sailing technology, including use of the magnetic compass, made it possible for
sea trade to expand. Up and down China’s long coastline, the largest port
cities in the world bustled with international trade. Merchant ships carried
trade goods to Korea and Japan. They sailed across the Indian Ocean to India,
the Persian Gulf, and even the coast of Africa. Chinese merchants established
trading colonies around Southeast Asia. Many foreign traders, mostly Arabs,
resided in Chinese cities. Through trade and travel, Chinese culture spread
throughout East Asia. One major cultural export was Buddhism. This religion
spread from China to Vietnam, Korea, and Japan. The exchange of goods and ideas
was two-way. For example, foreign religions, including Islam and some Eastern
sects of Christianity, spread to China and won followers. The prosperity of the
Tang and Song dynasties nourished an age of artistic brilliance. The Tang
period produced great poetry. Two of its most celebrated poets were Li Bo, who
wrote about life’s pleasures, and Tu Fu, who praised orderliness and Confucian
virtues. Tu Fu also wrote critically about war and the hardships of soldiers.
China’s prosperity produced many social changes during the Tang and Song
periods.
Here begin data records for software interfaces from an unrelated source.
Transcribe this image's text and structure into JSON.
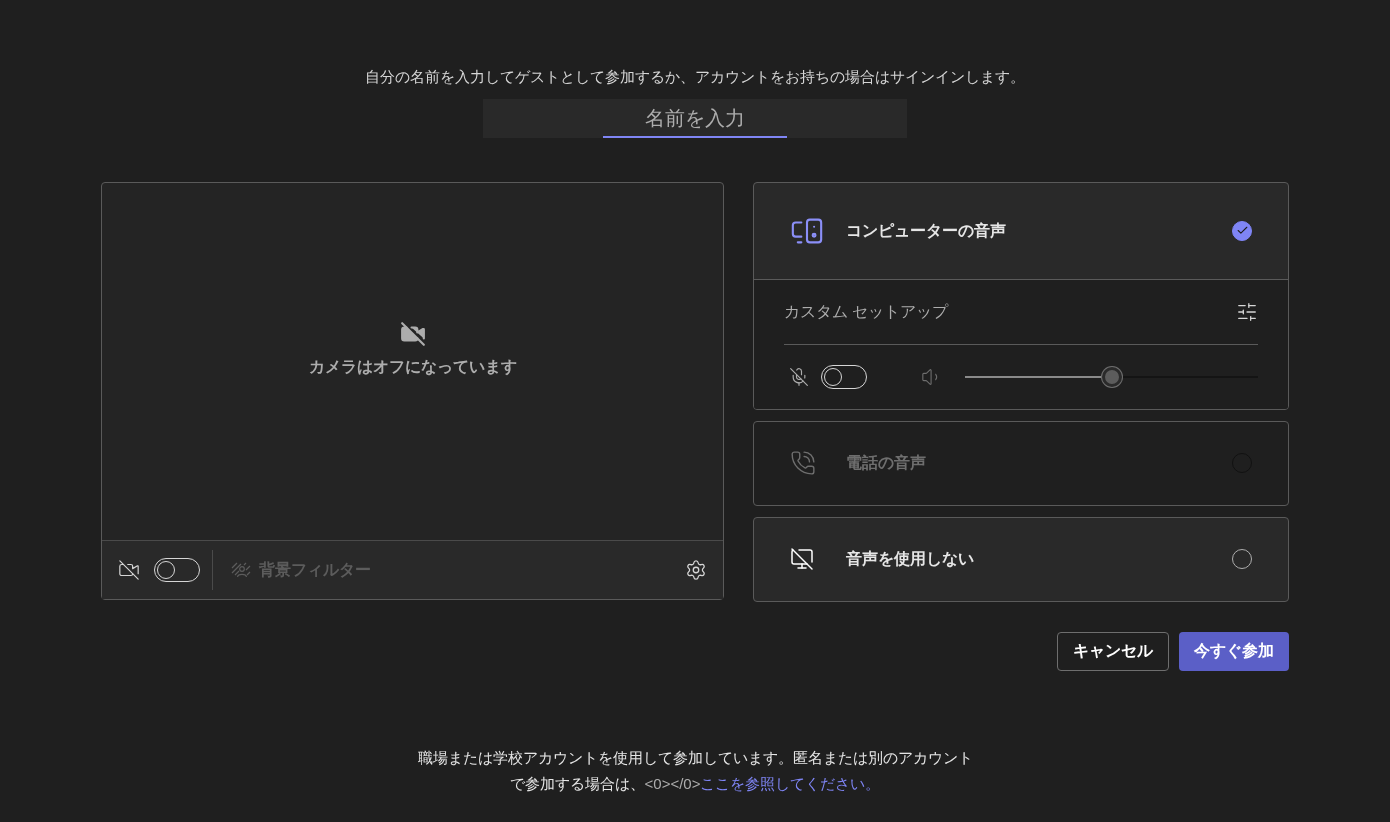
{
  "prompt": "自分の名前を入力してゲストとして参加するか、アカウントをお持ちの場合はサインインします。",
  "name_field": {
    "placeholder": "名前を入力",
    "focused": true
  },
  "camera": {
    "status": "カメラはオフになっています",
    "on": false,
    "background_filter": {
      "label": "背景フィルター",
      "disabled": true
    }
  },
  "audio_options": [
    {
      "kind": "computer",
      "label": "コンピューターの音声",
      "selected": true,
      "disabled": false,
      "setup": {
        "label": "カスタム セットアップ",
        "mic_on": false,
        "level": 0.5
      }
    },
    {
      "kind": "phone",
      "label": "電話の音声",
      "selected": false,
      "disabled": true
    },
    {
      "kind": "none",
      "label": "音声を使用しない",
      "selected": false,
      "disabled": false
    }
  ],
  "buttons": [
    {
      "label": "キャンセル",
      "kind": "secondary"
    },
    {
      "label": "今すぐ参加",
      "kind": "primary"
    }
  ],
  "footer": {
    "text": "職場または学校アカウントを使用して参加しています。匿名または別のアカウントで参加する場合は、",
    "tag": "<0></0>",
    "link": "ここを参照してください。"
  }
}
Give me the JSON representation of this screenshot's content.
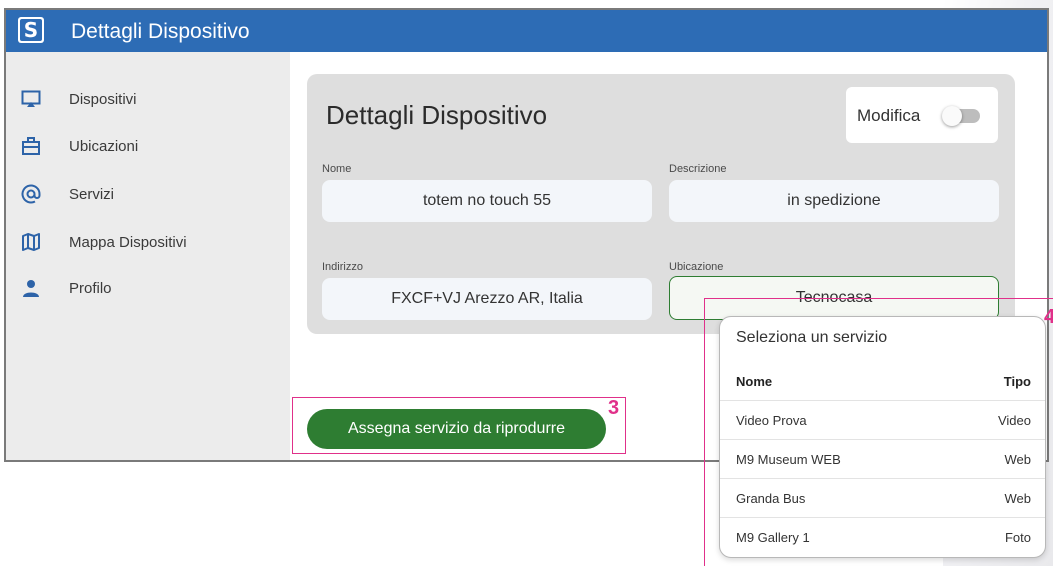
{
  "header": {
    "logo_text": "S",
    "title": "Dettagli Dispositivo"
  },
  "sidebar": {
    "items": [
      {
        "label": "Dispositivi",
        "icon": "monitor-icon"
      },
      {
        "label": "Ubicazioni",
        "icon": "briefcase-icon"
      },
      {
        "label": "Servizi",
        "icon": "at-sign-icon"
      },
      {
        "label": "Mappa Dispositivi",
        "icon": "map-icon"
      },
      {
        "label": "Profilo",
        "icon": "person-icon"
      }
    ]
  },
  "details": {
    "title": "Dettagli Dispositivo",
    "edit_label": "Modifica",
    "edit_enabled": false,
    "fields": {
      "nome": {
        "label": "Nome",
        "value": "totem no touch 55"
      },
      "descrizione": {
        "label": "Descrizione",
        "value": "in spedizione"
      },
      "indirizzo": {
        "label": "Indirizzo",
        "value": "FXCF+VJ Arezzo AR, Italia"
      },
      "ubicazione": {
        "label": "Ubicazione",
        "value": "Tecnocasa"
      }
    }
  },
  "assign_button": {
    "label": "Assegna servizio da riprodurre"
  },
  "callouts": {
    "three": "3",
    "four": "4"
  },
  "service_popup": {
    "title": "Seleziona un servizio",
    "columns": {
      "name": "Nome",
      "type": "Tipo"
    },
    "rows": [
      {
        "name": "Video Prova",
        "type": "Video"
      },
      {
        "name": "M9 Museum WEB",
        "type": "Web"
      },
      {
        "name": "Granda Bus",
        "type": "Web"
      },
      {
        "name": "M9 Gallery 1",
        "type": "Foto"
      }
    ]
  },
  "colors": {
    "header": "#2d6cb5",
    "accent_green": "#2e7d32",
    "callout": "#e0308a",
    "sidebar_bg": "#ececec",
    "card_bg": "#dedede"
  }
}
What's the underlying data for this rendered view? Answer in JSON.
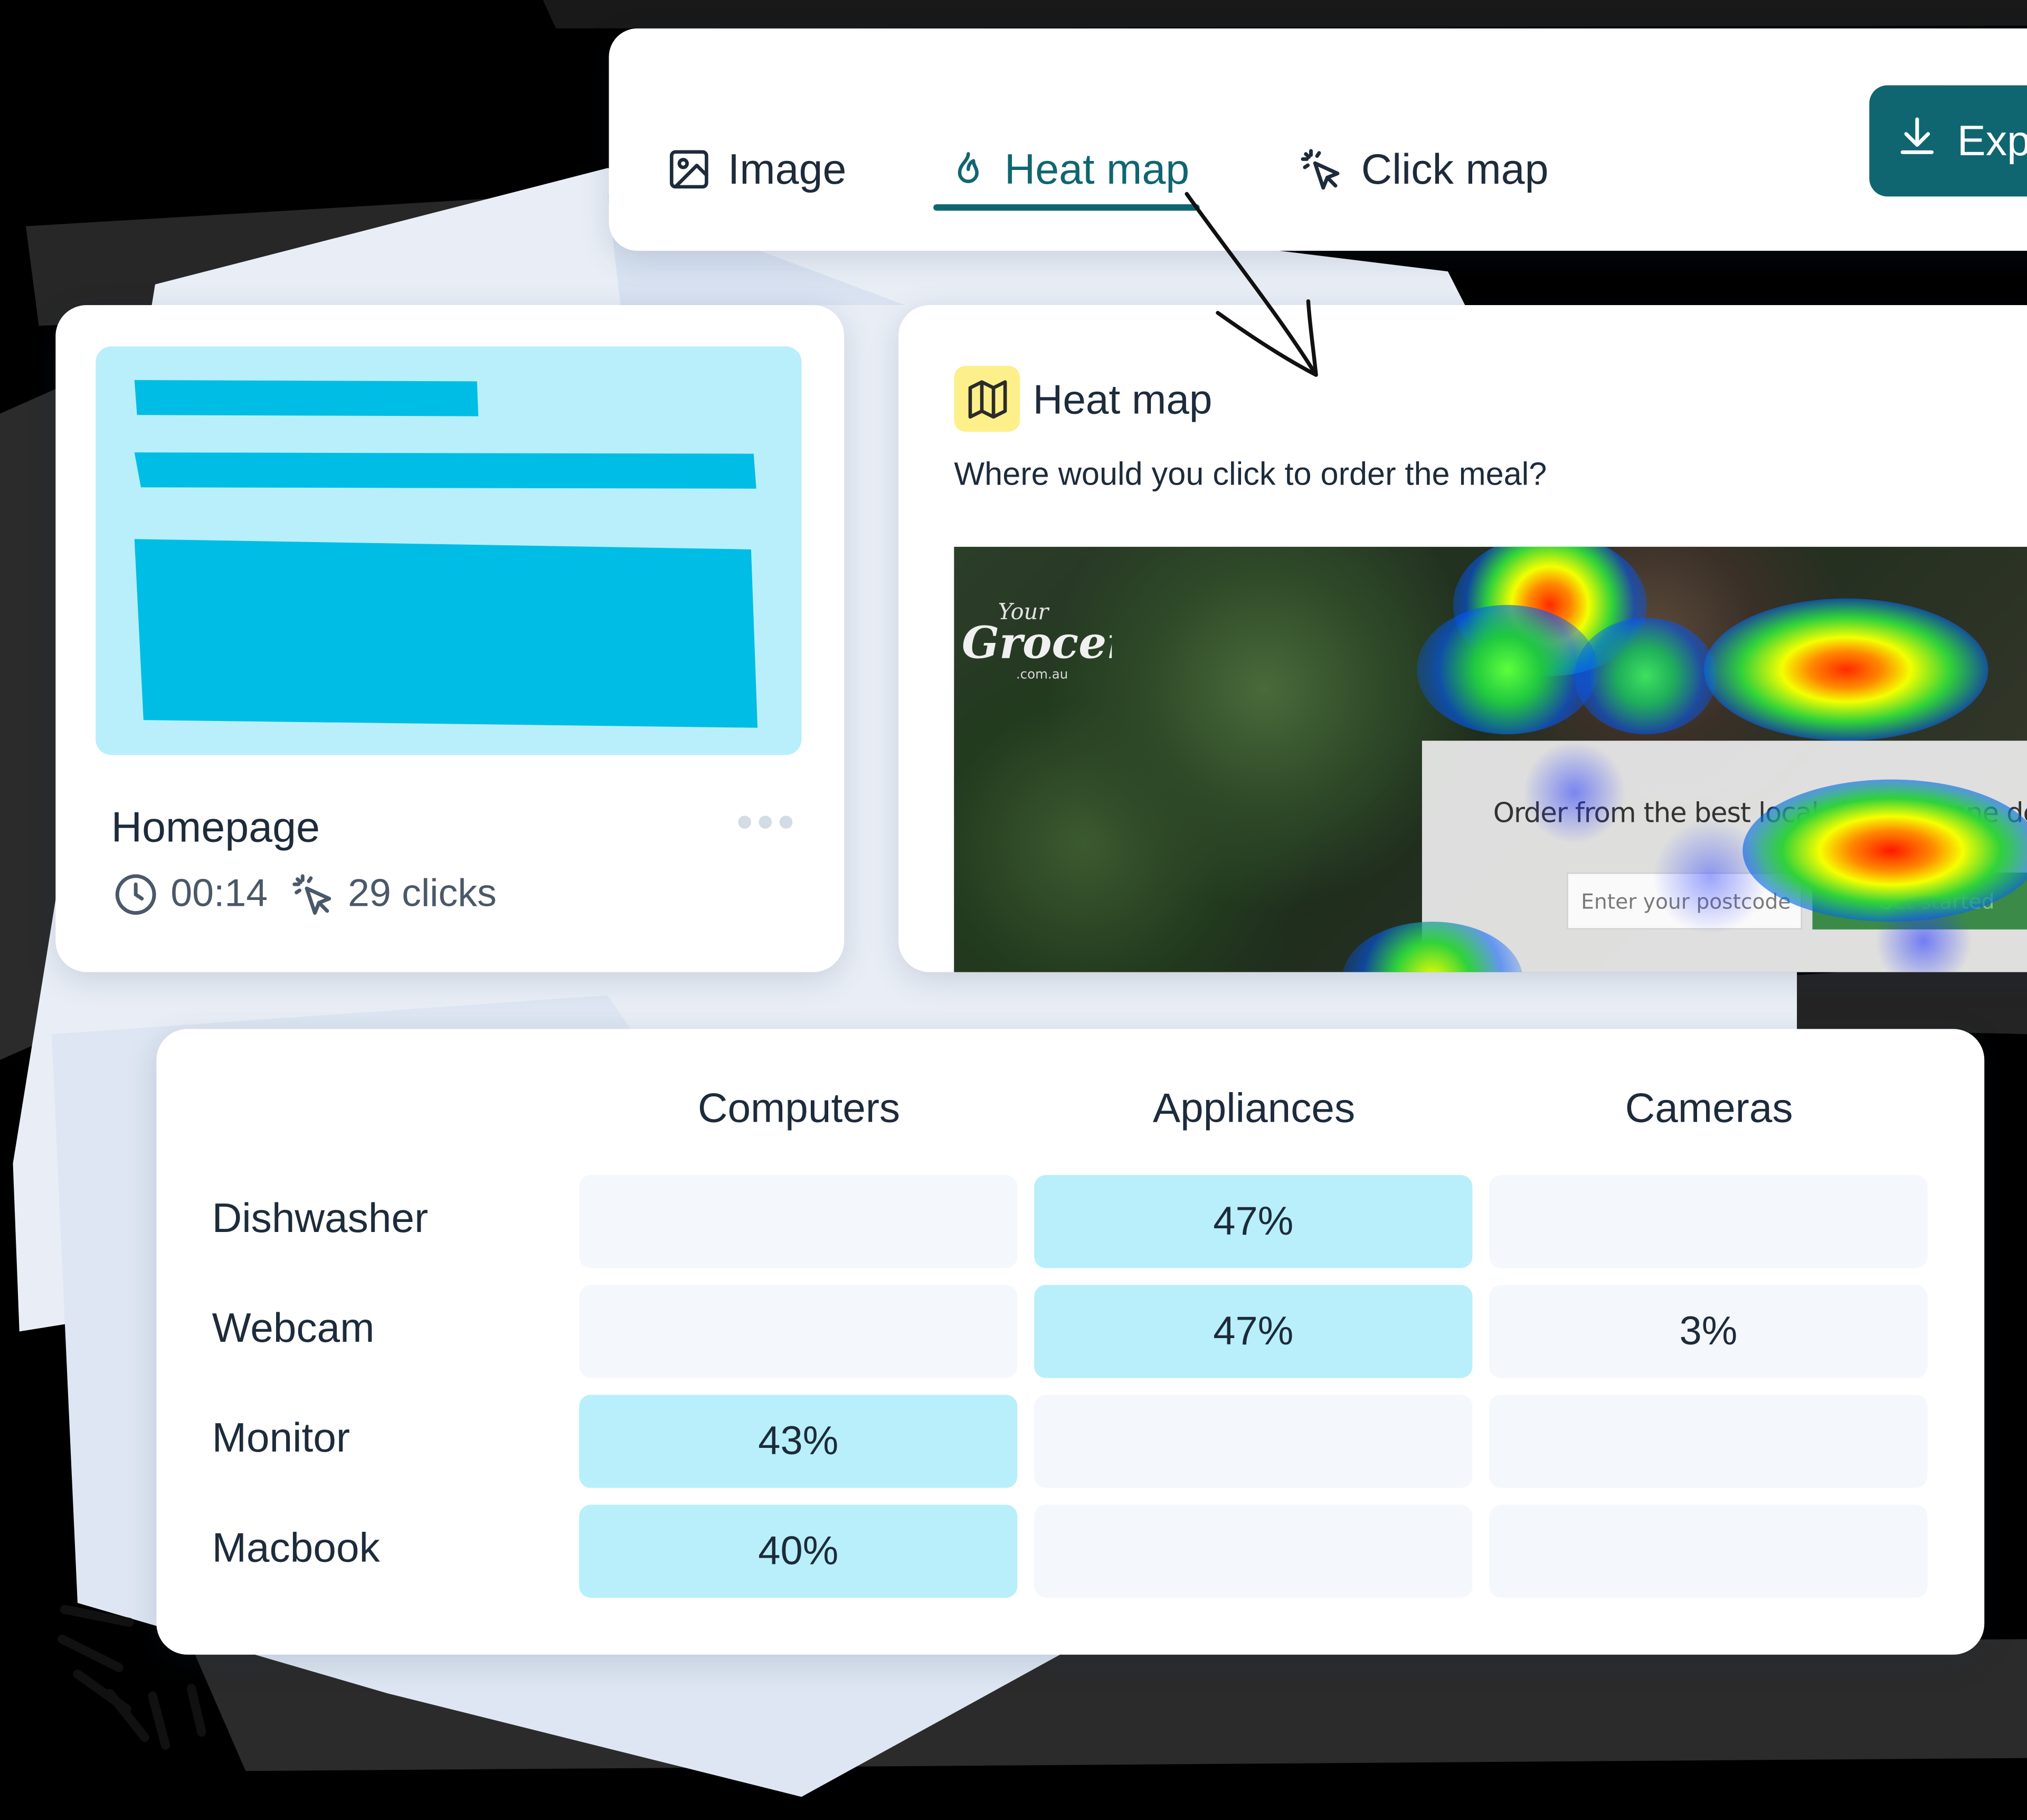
{
  "toolbar": {
    "tabs": [
      {
        "label": "Image",
        "icon": "image-icon"
      },
      {
        "label": "Heat map",
        "icon": "flame-icon",
        "active": true
      },
      {
        "label": "Click map",
        "icon": "cursor-click-icon"
      }
    ],
    "export_label": "Exp",
    "accent_color": "#0f6670"
  },
  "homepage_card": {
    "title": "Homepage",
    "duration": "00:14",
    "clicks": "29 clicks",
    "thumbnail_color": "#b8effa",
    "thumbnail_bar_color": "#00bde5"
  },
  "heatmap_card": {
    "title": "Heat map",
    "question": "Where would you click to order the meal?",
    "logo_text": [
      "Your",
      "Grocer",
      ".com.au"
    ],
    "site_text": "Order from the best local shops, in one del",
    "postcode_placeholder": "Enter your postcode",
    "cta_label": "Get started"
  },
  "matrix": {
    "columns": [
      "Computers",
      "Appliances",
      "Cameras"
    ],
    "rows": [
      {
        "label": "Dishwasher",
        "cells": [
          "",
          "47%",
          ""
        ]
      },
      {
        "label": "Webcam",
        "cells": [
          "",
          "47%",
          "3%"
        ]
      },
      {
        "label": "Monitor",
        "cells": [
          "43%",
          "",
          ""
        ]
      },
      {
        "label": "Macbook",
        "cells": [
          "40%",
          "",
          ""
        ]
      }
    ],
    "highlight_color": "#b8effa",
    "empty_color": "#f4f7fc"
  }
}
Chinese society became increasingly mobile. People moved to the cities
in growing numbers. The Chinese also experienced greater social mobility than
ever before. The most important avenue for social advancement was the civil
service system. During Tang and Song times, the power of the old aristocratic families
began to fade. A new, much larger upper class emerged, made up of scholar-officials
and their families. Such a class of powerful, well-to-do people is called the gentry. The gentry attained their
status through education and civil service position rather than through land
ownership. Below the gentry was an urban middle class. It included merchants,
shopkeepers, skilled artisans, minor officials, and others. At the bottom of
urban society were laborers, soldiers, and servants.  In the countryside lived the largest class by
far, the peasants. They toiled for wealthy
landowners as they had for centuries (Wallace, 258). Women had always been
subservient to men in Chinese society. Their status further declined during the
Tang and Song periods. This was especially true among the upper classes in
cities. There a woman’s work was deemed less important to the family’s
prosperity and status. Changing attitudes affected peasant families less,
however. Peasant women worked in the fields and helped produce their family’s
food and income. One sign of the changing status of women was the new custom of
binding the feet of upper-class girls. When a girl was very young, her feet
were bound tightly with cloth, which eventually broke the arch and curled all
but the big toe under. This produced what was admiringly called a “lily-foot.”
Women with bound feet were crippled for life (Wallace, 258). To others in
society, such a woman reflected the wealth and prestige of her husband, who could
afford such a beautiful but impractical wife.

The social, economic, and technological transformations of
the Tang and Song periods permanently shaped Chinese civilization. They endured
even as China fell to a group of nomadic outsiders, the Mongols.

Author: